Try it
Please set down every entry again exactly as it stands, without the pictures.

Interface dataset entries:

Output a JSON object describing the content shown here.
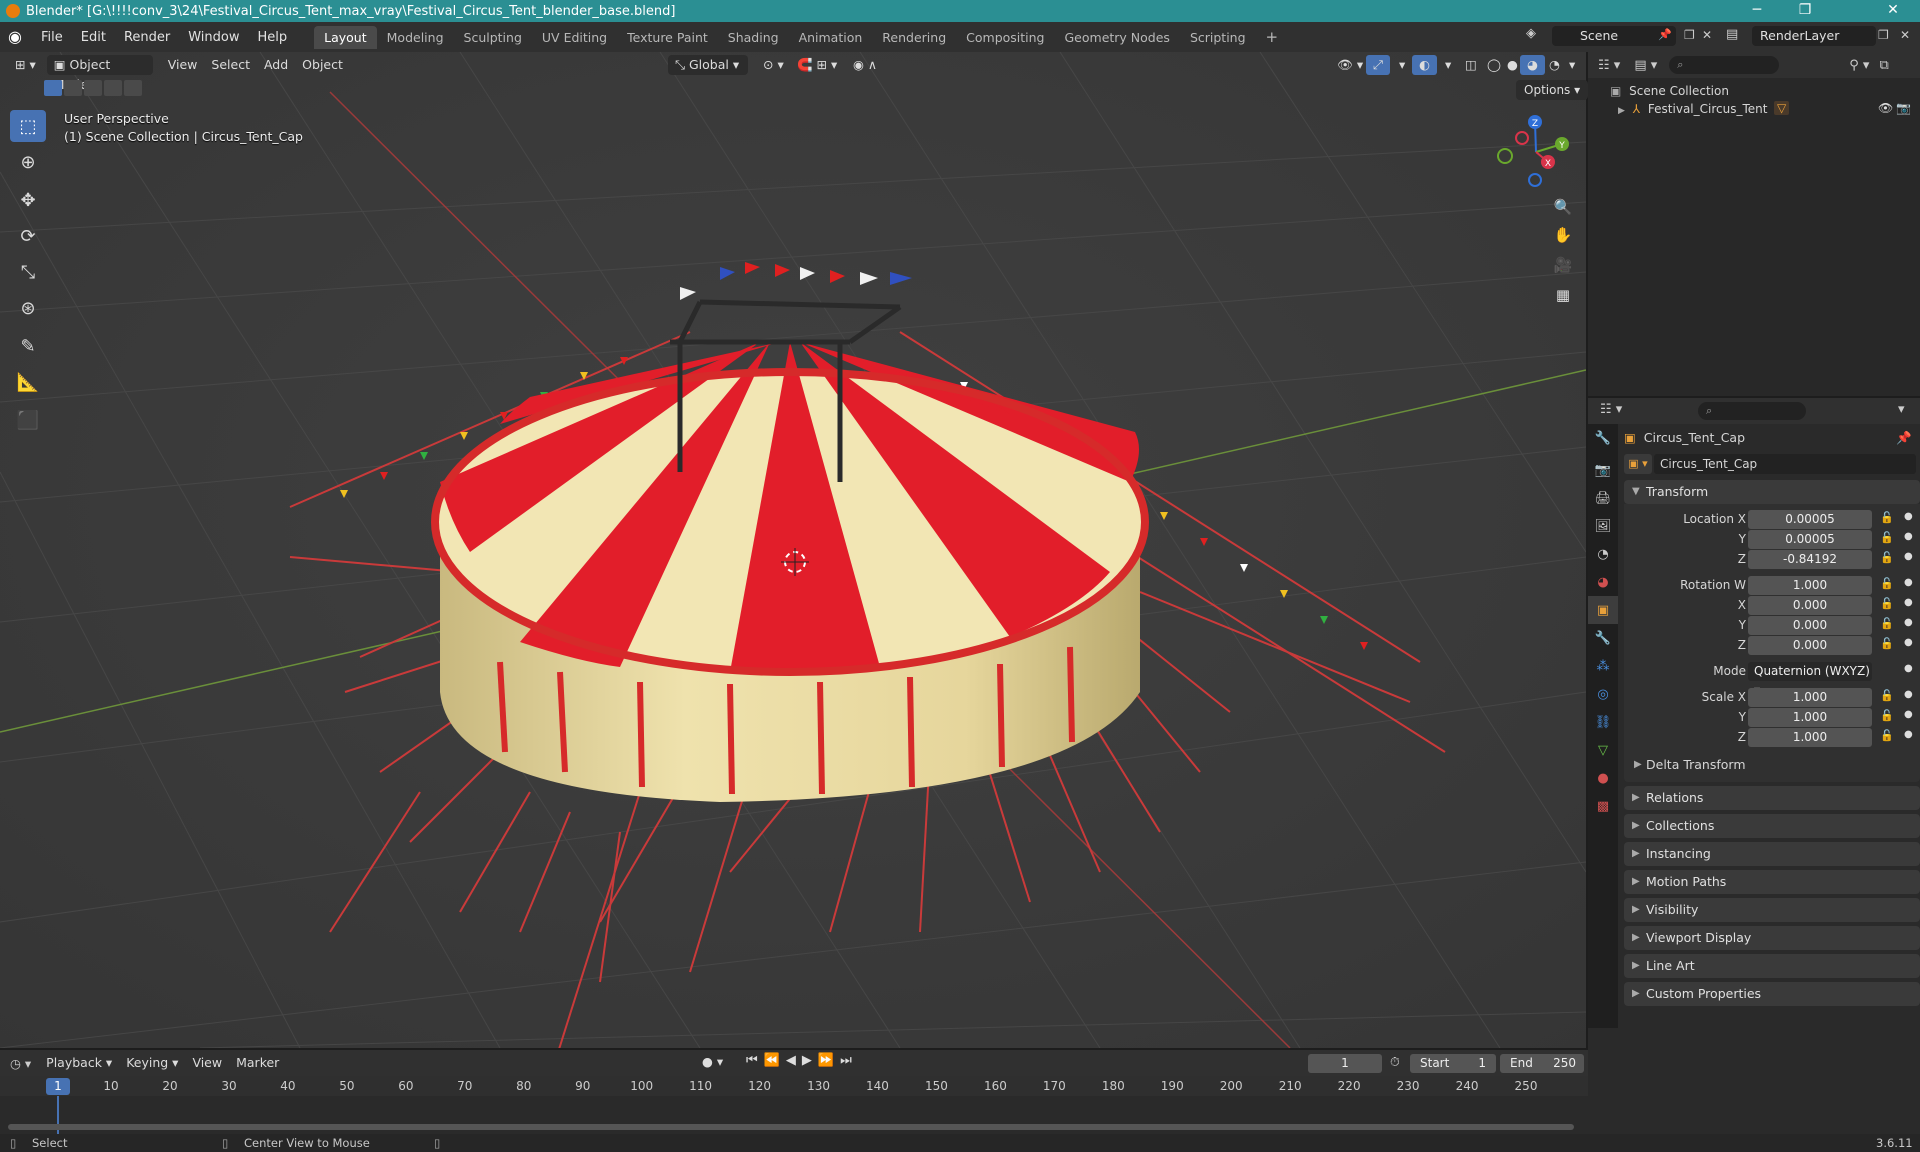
{
  "window": {
    "title": "Blender* [G:\\!!!!conv_3\\24\\Festival_Circus_Tent_max_vray\\Festival_Circus_Tent_blender_base.blend]",
    "minimize": "─",
    "maximize": "❐",
    "close": "✕"
  },
  "menu": [
    "File",
    "Edit",
    "Render",
    "Window",
    "Help"
  ],
  "workspaces": [
    "Layout",
    "Modeling",
    "Sculpting",
    "UV Editing",
    "Texture Paint",
    "Shading",
    "Animation",
    "Rendering",
    "Compositing",
    "Geometry Nodes",
    "Scripting"
  ],
  "workspace_add": "+",
  "scene": {
    "name": "Scene",
    "render_layer": "RenderLayer"
  },
  "viewport": {
    "mode": "Object Mode",
    "menus": [
      "View",
      "Select",
      "Add",
      "Object"
    ],
    "orientation": "Global",
    "options": "Options",
    "info_line1": "User Perspective",
    "info_line2": "(1) Scene Collection | Circus_Tent_Cap",
    "gizmo": {
      "x": "X",
      "y": "Y",
      "z": "Z"
    }
  },
  "outliner": {
    "root": "Scene Collection",
    "items": [
      "Festival_Circus_Tent"
    ]
  },
  "properties": {
    "object_name": "Circus_Tent_Cap",
    "data_name": "Circus_Tent_Cap",
    "transform_title": "Transform",
    "fields": [
      {
        "label": "Location X",
        "value": "0.00005"
      },
      {
        "label": "Y",
        "value": "0.00005"
      },
      {
        "label": "Z",
        "value": "-0.84192"
      },
      {
        "label": "Rotation W",
        "value": "1.000"
      },
      {
        "label": "X",
        "value": "0.000"
      },
      {
        "label": "Y",
        "value": "0.000"
      },
      {
        "label": "Z",
        "value": "0.000"
      },
      {
        "label": "Mode",
        "value": "Quaternion (WXYZ)"
      },
      {
        "label": "Scale X",
        "value": "1.000"
      },
      {
        "label": "Y",
        "value": "1.000"
      },
      {
        "label": "Z",
        "value": "1.000"
      }
    ],
    "delta_transform": "Delta Transform",
    "panels": [
      "Relations",
      "Collections",
      "Instancing",
      "Motion Paths",
      "Visibility",
      "Viewport Display",
      "Line Art",
      "Custom Properties"
    ]
  },
  "timeline": {
    "menus": [
      "Playback",
      "Keying",
      "View",
      "Marker"
    ],
    "current_frame": "1",
    "start_label": "Start",
    "start": "1",
    "end_label": "End",
    "end": "250",
    "ticks": [
      "1",
      "10",
      "20",
      "30",
      "40",
      "50",
      "60",
      "70",
      "80",
      "90",
      "100",
      "110",
      "120",
      "130",
      "140",
      "150",
      "160",
      "170",
      "180",
      "190",
      "200",
      "210",
      "220",
      "230",
      "240",
      "250"
    ]
  },
  "status": {
    "select": "Select",
    "center_view": "Center View to Mouse",
    "version": "3.6.11"
  },
  "colors": {
    "accent": "#4772b3",
    "title_bar": "#2b8f93",
    "tent_red": "#e21e2a",
    "tent_cream": "#f2e6b4"
  }
}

Your response
Output a JSON object describing the content shown here.
{
  "window": {
    "title": "Blender* [G:\\!!!!conv_3\\24\\Festival_Circus_Tent_max_vray\\Festival_Circus_Tent_blender_base.blend]",
    "minimize": "─",
    "maximize": "❐",
    "close": "✕"
  },
  "menu": [
    "File",
    "Edit",
    "Render",
    "Window",
    "Help"
  ],
  "workspaces": [
    "Layout",
    "Modeling",
    "Sculpting",
    "UV Editing",
    "Texture Paint",
    "Shading",
    "Animation",
    "Rendering",
    "Compositing",
    "Geometry Nodes",
    "Scripting"
  ],
  "workspace_add": "+",
  "scene": {
    "name": "Scene",
    "render_layer": "RenderLayer"
  },
  "viewport": {
    "mode": "Object Mode",
    "menus": [
      "View",
      "Select",
      "Add",
      "Object"
    ],
    "orientation": "Global",
    "options": "Options",
    "info_line1": "User Perspective",
    "info_line2": "(1) Scene Collection | Circus_Tent_Cap",
    "gizmo": {
      "x": "X",
      "y": "Y",
      "z": "Z"
    }
  },
  "outliner": {
    "root": "Scene Collection",
    "items": [
      "Festival_Circus_Tent"
    ]
  },
  "properties": {
    "object_name": "Circus_Tent_Cap",
    "data_name": "Circus_Tent_Cap",
    "transform_title": "Transform",
    "fields": [
      {
        "label": "Location X",
        "value": "0.00005"
      },
      {
        "label": "Y",
        "value": "0.00005"
      },
      {
        "label": "Z",
        "value": "-0.84192"
      },
      {
        "label": "Rotation W",
        "value": "1.000"
      },
      {
        "label": "X",
        "value": "0.000"
      },
      {
        "label": "Y",
        "value": "0.000"
      },
      {
        "label": "Z",
        "value": "0.000"
      },
      {
        "label": "Mode",
        "value": "Quaternion (WXYZ)"
      },
      {
        "label": "Scale X",
        "value": "1.000"
      },
      {
        "label": "Y",
        "value": "1.000"
      },
      {
        "label": "Z",
        "value": "1.000"
      }
    ],
    "delta_transform": "Delta Transform",
    "panels": [
      "Relations",
      "Collections",
      "Instancing",
      "Motion Paths",
      "Visibility",
      "Viewport Display",
      "Line Art",
      "Custom Properties"
    ]
  },
  "timeline": {
    "menus": [
      "Playback",
      "Keying",
      "View",
      "Marker"
    ],
    "current_frame": "1",
    "start_label": "Start",
    "start": "1",
    "end_label": "End",
    "end": "250",
    "ticks": [
      "1",
      "10",
      "20",
      "30",
      "40",
      "50",
      "60",
      "70",
      "80",
      "90",
      "100",
      "110",
      "120",
      "130",
      "140",
      "150",
      "160",
      "170",
      "180",
      "190",
      "200",
      "210",
      "220",
      "230",
      "240",
      "250"
    ]
  },
  "status": {
    "select": "Select",
    "center_view": "Center View to Mouse",
    "version": "3.6.11"
  },
  "colors": {
    "accent": "#4772b3",
    "title_bar": "#2b8f93",
    "tent_red": "#e21e2a",
    "tent_cream": "#f2e6b4"
  }
}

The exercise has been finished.